Fear of EHRs being wrong leads doctors to code E&M services manually
■ Most physicians use their systems to document E&M visits but don’t code them that way, because they would be liable for any errors.
By Pamela Lewis Dolan — Posted July 9, 2012
Despite the fact that most electronic health record systems can assist physicians in assigning codes for evaluation and management services, most Medicare physicians still do it manually.
The Dept. of Health and Human Services Office of the National Coordinator for Health Information Technology asked the Office of the Inspector General to prepare a report looking at how Medicare physicians use EHRs to assign and document codes for E&M services. The report found that 57% of Medicare physicians use an EHR, and 90% of them use their systems to document E&M services. But most physicians still assign those codes manually, which could mean they are undercoding services that could qualify for a higher pay rate.
Susan Fenton, PhD, assistant professor at the College of Health Professions at Texas State University, said she is not surprised that more physicians aren’t using the code-assigning features in their EHR systems, despite those features being a big selling point.
Fenton said physicians don’t have enough trust in EHR systems to use the features that assign codes. She said HHS and the Dept. of Justice need to do some kind of certification of the coding capabilities and get them to agree that if something was coded incorrectly and physicians can prove they didn’t alter the software, doctors won’t be held responsible.
If fraudulent upcoding is detected, HHS and the Justice Dept. do not go after the software company, they go after the physician, she said.
The percentage of physicians using EHRs has increased significantly due to the meaningful use incentive programs that began in 2011. Practices can earn up to $44,000 per physician over five years from Medicare or nearly $64,000 over six years from Medicaid if they show meaningful use of EHRs that are certified for the program.
The OIG report found that of the 57% of Medicare physicians using an EHR at their primary practice location in 2011, 22% started using an EHR that year. Three of every four physicians using an EHR to document E&M services were using a certified EHR.
Something that is lacking in the certification process is “testing to ensure coding recommendations are consistent with coding guidelines and data entered,” wrote James L. Madara, MD, executive vice president and CEO of the American Medical Association, in a May 7 letter to the ONC. The letter was part of the public comment period on the ONC’s proposed rule on the 2014 Edition of EHR standards.
Dr. Madara wrote that the AMA recommends that the ONC include testing on coding guidelines in its certification process and that the ONC work with the OIG, the Centers for Medicare & Medicaid Services and the bodies charged with testing EHR products for certification to ensure that EHRs do not facilitate upcoding and that the feature is built into the certification process.
In a statement emailed to American Medical News, the ONC said its focus has been on clinical standards and addressing the low adoption rate of clinical systems that can improve the quality and safety of health care.
“There has historically been greater adoption of billing systems, so this was not seen as an area of focus,” the statement read. “That said, ONC is continuing to work closely with CMS to explore the electronic submission of medical documentation for claims purposes through our esMD Standards and Interoperability Framework initiative.”

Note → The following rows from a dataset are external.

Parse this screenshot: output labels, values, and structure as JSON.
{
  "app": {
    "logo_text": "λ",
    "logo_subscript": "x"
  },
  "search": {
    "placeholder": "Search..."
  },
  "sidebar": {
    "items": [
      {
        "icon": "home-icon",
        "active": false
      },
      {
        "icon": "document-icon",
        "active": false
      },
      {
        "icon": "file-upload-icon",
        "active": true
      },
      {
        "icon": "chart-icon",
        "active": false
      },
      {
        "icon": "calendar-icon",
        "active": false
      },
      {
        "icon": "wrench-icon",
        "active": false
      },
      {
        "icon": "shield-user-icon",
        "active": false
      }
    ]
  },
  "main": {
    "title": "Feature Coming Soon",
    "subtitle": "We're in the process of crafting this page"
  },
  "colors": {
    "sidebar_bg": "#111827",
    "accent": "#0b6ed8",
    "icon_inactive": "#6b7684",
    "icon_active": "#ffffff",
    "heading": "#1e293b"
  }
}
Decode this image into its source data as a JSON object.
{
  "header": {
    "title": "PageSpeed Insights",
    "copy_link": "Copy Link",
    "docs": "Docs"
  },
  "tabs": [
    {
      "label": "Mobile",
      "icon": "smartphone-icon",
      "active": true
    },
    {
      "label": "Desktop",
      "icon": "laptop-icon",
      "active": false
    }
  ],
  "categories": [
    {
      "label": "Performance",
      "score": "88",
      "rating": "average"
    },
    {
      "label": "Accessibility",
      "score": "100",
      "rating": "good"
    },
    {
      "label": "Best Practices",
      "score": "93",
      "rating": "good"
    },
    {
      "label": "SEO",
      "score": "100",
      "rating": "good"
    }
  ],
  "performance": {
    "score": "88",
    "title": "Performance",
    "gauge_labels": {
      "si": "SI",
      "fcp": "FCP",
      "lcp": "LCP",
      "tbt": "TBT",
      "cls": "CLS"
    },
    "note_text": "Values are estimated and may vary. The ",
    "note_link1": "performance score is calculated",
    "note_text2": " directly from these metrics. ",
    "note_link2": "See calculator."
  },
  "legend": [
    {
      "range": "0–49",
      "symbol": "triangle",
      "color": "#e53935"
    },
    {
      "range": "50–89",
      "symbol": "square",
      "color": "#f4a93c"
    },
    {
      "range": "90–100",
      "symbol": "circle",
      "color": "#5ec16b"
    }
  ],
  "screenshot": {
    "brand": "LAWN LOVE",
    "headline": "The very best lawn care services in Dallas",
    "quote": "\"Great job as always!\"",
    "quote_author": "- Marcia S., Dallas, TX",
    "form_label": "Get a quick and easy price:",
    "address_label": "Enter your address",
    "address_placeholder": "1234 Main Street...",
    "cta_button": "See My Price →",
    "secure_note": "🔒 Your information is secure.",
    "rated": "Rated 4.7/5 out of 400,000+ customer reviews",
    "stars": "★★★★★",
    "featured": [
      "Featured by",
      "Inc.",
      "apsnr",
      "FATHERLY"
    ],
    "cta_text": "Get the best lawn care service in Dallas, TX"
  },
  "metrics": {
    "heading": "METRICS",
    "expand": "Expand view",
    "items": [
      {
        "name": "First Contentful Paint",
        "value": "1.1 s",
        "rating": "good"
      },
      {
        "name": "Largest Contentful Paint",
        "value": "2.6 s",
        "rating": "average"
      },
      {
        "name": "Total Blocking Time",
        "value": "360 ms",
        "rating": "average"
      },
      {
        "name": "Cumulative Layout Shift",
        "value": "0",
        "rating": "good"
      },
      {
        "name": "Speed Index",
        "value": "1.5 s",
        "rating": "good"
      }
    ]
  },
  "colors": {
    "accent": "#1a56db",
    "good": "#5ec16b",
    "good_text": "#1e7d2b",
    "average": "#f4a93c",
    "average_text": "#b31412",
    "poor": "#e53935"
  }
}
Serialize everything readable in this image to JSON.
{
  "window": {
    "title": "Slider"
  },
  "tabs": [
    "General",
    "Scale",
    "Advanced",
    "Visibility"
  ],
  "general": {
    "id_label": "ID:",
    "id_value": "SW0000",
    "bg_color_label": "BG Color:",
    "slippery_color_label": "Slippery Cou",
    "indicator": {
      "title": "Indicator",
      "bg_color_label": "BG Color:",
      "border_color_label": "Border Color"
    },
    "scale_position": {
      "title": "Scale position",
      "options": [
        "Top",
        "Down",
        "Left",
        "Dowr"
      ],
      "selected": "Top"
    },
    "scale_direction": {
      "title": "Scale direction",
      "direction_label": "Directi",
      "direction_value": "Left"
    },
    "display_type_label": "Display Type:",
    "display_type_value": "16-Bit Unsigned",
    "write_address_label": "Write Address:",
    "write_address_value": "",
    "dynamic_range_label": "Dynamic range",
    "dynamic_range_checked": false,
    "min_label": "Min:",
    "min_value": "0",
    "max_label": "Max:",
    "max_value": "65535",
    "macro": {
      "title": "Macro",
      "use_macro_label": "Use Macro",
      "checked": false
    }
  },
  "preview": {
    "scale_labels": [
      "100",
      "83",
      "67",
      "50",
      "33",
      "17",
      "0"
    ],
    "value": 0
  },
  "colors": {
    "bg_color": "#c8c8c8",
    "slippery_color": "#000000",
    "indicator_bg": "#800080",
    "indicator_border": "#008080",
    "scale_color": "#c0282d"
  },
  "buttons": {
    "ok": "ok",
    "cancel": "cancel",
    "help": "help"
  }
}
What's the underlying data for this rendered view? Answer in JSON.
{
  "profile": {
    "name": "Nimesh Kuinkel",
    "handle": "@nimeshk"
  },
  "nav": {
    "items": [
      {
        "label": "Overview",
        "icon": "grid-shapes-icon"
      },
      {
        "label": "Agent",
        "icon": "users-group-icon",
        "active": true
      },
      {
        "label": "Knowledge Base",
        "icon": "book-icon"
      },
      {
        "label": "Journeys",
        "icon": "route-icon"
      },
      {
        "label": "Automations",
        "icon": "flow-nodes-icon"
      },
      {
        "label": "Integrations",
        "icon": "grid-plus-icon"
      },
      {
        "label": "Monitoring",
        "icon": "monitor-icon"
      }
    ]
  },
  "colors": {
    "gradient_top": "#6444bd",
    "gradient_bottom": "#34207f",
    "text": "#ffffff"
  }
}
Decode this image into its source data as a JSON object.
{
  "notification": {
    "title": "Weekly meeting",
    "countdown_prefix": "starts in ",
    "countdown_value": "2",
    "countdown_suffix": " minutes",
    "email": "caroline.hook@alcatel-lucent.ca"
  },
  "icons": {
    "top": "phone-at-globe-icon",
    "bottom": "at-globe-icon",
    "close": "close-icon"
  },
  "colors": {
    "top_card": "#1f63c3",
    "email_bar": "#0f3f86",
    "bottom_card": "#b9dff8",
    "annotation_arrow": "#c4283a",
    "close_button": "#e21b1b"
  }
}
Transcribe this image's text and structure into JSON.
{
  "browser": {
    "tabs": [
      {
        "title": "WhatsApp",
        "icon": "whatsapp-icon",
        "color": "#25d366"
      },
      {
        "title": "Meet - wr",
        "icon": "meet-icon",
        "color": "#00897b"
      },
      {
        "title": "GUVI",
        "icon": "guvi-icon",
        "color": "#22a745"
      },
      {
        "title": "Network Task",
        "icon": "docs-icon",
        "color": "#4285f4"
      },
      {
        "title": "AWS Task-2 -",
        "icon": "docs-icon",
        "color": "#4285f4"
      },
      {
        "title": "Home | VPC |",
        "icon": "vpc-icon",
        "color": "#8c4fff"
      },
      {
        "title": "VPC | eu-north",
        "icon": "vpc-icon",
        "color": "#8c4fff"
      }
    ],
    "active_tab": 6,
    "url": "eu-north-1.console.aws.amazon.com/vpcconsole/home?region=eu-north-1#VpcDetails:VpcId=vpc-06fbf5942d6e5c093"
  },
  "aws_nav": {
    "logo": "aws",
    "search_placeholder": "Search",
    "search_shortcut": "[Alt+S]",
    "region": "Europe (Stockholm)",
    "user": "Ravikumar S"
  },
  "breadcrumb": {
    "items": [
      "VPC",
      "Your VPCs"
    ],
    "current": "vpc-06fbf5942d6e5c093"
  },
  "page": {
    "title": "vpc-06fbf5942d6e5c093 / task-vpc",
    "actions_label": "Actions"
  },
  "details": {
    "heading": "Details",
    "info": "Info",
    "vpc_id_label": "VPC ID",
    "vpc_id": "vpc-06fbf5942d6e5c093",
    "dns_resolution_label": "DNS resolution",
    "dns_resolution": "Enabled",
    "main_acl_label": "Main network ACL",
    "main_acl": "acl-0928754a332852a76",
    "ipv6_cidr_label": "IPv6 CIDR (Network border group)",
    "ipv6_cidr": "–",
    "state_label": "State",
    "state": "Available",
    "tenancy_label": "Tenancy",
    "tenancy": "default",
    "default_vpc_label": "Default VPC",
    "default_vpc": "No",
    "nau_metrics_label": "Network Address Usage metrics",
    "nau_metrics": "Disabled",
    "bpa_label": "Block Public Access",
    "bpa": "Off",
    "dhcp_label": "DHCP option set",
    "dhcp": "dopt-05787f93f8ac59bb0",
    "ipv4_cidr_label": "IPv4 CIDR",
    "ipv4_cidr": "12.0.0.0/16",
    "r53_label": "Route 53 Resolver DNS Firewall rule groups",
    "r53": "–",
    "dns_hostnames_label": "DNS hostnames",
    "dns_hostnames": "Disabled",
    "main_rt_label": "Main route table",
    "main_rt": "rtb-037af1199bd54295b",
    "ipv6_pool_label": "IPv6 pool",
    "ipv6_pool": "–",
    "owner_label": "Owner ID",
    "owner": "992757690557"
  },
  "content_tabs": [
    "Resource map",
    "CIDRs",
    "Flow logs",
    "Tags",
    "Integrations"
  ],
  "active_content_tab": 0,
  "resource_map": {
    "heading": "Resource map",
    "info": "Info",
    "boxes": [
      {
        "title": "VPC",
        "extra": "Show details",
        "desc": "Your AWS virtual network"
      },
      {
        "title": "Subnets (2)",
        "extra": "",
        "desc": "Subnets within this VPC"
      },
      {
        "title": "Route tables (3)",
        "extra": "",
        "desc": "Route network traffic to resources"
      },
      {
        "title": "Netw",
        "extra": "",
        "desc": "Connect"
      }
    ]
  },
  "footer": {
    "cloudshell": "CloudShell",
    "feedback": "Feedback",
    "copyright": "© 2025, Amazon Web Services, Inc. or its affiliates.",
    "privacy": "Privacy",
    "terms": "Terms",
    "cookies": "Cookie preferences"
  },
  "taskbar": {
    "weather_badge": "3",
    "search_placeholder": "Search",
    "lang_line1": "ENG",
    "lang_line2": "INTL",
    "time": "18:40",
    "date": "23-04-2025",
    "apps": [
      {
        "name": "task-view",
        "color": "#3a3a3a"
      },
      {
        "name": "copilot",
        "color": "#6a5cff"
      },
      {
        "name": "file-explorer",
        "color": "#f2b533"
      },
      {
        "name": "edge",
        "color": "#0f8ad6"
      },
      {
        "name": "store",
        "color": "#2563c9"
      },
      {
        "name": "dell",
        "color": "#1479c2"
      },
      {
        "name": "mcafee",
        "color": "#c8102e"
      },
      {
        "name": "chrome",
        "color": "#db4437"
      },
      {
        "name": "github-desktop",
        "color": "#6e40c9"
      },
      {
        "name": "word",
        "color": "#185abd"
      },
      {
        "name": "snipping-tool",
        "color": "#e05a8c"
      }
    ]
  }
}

The electronic submission of Medical Documentation Standards and Interoperability Framework initiative was launched in 2011 to look for new ways of submitting medical documentation to Medicare review contractors using standard, interoperable systems.
Fenton said it’s hard to know how manual code assignments are affecting physician revenue. The OIG report said E&M services represented 45% of the top 20 procedure codes billed to Medicare in 2010. If a physician is risk-averse, the doctor will undercode, Fenton said, with the thought, “Hey, they can’t come after me then.”
“If you do a cost-benefit analysis, it might be less expensive to undercode than try to deal with an investigation,” she said. But Fenton has found that there doesn’t have to be a large increase in coding levels to see a significant bump in revenue.